START SOURCE MATERIAL

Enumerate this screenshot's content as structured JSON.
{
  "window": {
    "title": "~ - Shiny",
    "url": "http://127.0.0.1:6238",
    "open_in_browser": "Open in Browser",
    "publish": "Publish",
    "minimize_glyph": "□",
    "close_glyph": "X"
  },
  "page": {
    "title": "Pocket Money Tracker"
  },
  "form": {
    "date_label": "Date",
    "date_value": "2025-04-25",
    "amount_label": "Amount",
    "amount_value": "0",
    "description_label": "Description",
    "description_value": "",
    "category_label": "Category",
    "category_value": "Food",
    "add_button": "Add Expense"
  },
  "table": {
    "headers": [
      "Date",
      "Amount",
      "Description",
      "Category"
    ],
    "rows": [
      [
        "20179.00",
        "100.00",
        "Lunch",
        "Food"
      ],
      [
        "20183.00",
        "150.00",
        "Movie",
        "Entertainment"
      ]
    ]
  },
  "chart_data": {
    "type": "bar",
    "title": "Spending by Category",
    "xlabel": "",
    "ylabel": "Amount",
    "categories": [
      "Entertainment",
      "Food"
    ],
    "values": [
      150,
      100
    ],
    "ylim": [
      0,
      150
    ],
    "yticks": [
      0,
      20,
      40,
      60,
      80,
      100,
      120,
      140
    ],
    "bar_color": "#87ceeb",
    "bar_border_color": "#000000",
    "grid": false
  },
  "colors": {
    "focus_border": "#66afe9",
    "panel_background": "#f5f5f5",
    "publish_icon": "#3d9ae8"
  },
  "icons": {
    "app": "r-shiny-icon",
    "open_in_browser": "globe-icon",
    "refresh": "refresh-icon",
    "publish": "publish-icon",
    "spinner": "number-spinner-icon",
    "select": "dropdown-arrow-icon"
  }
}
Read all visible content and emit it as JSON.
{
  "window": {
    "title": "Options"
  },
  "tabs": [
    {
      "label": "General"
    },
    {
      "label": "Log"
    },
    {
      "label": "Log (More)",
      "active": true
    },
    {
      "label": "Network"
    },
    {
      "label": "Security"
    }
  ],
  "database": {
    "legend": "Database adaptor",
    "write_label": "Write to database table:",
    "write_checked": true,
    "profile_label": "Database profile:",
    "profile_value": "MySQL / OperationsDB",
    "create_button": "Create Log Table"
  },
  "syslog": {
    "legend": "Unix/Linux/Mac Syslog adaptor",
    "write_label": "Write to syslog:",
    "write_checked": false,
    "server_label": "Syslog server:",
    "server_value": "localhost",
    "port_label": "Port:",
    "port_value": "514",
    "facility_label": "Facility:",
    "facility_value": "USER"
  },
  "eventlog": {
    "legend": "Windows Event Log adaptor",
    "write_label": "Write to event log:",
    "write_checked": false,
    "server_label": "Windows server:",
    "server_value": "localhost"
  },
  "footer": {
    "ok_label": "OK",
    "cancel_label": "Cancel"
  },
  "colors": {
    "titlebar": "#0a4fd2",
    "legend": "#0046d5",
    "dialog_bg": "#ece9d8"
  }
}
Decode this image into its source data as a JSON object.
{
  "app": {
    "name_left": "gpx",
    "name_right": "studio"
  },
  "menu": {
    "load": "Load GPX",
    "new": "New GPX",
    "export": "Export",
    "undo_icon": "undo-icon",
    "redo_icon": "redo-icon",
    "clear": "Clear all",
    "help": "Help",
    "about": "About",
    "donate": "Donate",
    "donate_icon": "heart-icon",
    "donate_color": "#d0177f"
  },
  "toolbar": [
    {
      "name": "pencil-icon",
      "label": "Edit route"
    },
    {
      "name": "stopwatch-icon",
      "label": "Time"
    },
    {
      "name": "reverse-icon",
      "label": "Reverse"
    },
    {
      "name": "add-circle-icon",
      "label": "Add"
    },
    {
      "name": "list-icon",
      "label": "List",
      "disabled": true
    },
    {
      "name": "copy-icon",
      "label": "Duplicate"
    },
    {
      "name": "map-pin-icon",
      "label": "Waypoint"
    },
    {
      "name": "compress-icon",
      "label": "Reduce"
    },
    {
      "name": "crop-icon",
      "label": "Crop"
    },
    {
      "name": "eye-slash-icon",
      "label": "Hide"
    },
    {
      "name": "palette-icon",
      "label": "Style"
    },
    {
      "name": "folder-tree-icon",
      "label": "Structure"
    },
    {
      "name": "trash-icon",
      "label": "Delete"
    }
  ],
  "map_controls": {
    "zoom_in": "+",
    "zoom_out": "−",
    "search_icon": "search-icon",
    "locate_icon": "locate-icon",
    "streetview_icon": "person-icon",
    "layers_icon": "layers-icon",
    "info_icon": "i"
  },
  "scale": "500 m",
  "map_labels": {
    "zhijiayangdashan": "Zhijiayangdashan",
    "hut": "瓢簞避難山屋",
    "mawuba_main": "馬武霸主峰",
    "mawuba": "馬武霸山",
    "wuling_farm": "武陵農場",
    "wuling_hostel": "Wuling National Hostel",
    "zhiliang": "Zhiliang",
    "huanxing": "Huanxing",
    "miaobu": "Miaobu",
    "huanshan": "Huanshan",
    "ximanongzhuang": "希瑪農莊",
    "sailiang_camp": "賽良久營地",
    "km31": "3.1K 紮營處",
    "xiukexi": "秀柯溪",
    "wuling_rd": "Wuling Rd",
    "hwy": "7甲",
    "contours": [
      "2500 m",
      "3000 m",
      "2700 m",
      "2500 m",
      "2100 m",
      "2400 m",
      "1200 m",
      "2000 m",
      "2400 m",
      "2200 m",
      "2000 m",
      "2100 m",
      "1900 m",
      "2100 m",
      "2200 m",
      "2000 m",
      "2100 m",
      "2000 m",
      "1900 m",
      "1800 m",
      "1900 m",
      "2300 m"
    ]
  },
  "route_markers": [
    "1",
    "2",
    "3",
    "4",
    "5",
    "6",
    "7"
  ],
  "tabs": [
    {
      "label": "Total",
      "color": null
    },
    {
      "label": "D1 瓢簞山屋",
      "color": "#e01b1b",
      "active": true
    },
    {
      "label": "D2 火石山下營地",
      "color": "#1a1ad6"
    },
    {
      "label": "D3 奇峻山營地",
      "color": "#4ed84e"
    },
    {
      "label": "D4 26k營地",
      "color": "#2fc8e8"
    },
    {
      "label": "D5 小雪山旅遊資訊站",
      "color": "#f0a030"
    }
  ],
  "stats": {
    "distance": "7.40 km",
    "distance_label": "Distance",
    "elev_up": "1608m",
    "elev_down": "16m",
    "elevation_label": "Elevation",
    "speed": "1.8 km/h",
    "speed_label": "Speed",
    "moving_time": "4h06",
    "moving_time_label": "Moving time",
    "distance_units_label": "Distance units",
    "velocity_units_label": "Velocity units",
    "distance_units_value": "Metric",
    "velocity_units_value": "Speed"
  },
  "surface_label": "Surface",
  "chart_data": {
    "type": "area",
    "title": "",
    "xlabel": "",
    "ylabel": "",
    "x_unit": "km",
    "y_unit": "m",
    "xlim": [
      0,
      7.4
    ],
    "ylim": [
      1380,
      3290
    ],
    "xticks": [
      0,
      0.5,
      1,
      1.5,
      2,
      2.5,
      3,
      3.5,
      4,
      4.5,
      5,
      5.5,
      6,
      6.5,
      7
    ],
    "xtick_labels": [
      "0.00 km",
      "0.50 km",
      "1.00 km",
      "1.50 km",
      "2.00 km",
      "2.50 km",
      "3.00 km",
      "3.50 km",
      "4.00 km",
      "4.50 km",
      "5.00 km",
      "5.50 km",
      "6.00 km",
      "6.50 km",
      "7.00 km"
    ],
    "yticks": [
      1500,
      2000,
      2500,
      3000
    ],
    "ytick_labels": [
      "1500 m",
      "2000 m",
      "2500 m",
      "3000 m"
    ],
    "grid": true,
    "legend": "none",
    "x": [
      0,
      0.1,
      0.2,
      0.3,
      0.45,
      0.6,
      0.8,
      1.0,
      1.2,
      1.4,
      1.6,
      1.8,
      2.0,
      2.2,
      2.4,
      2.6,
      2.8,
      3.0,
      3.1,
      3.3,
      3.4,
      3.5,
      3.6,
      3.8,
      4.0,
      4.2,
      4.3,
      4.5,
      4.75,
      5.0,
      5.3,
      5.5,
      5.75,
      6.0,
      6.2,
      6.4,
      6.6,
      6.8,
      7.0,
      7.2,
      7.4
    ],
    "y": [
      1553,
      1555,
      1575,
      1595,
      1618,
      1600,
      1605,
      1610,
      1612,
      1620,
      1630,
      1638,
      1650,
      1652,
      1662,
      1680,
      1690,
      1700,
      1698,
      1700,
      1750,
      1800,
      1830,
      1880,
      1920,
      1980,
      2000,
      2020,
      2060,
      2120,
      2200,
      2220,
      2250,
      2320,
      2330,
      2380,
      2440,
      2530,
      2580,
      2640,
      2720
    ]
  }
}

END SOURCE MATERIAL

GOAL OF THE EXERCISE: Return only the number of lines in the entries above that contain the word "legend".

YOUR RESPONSE: 5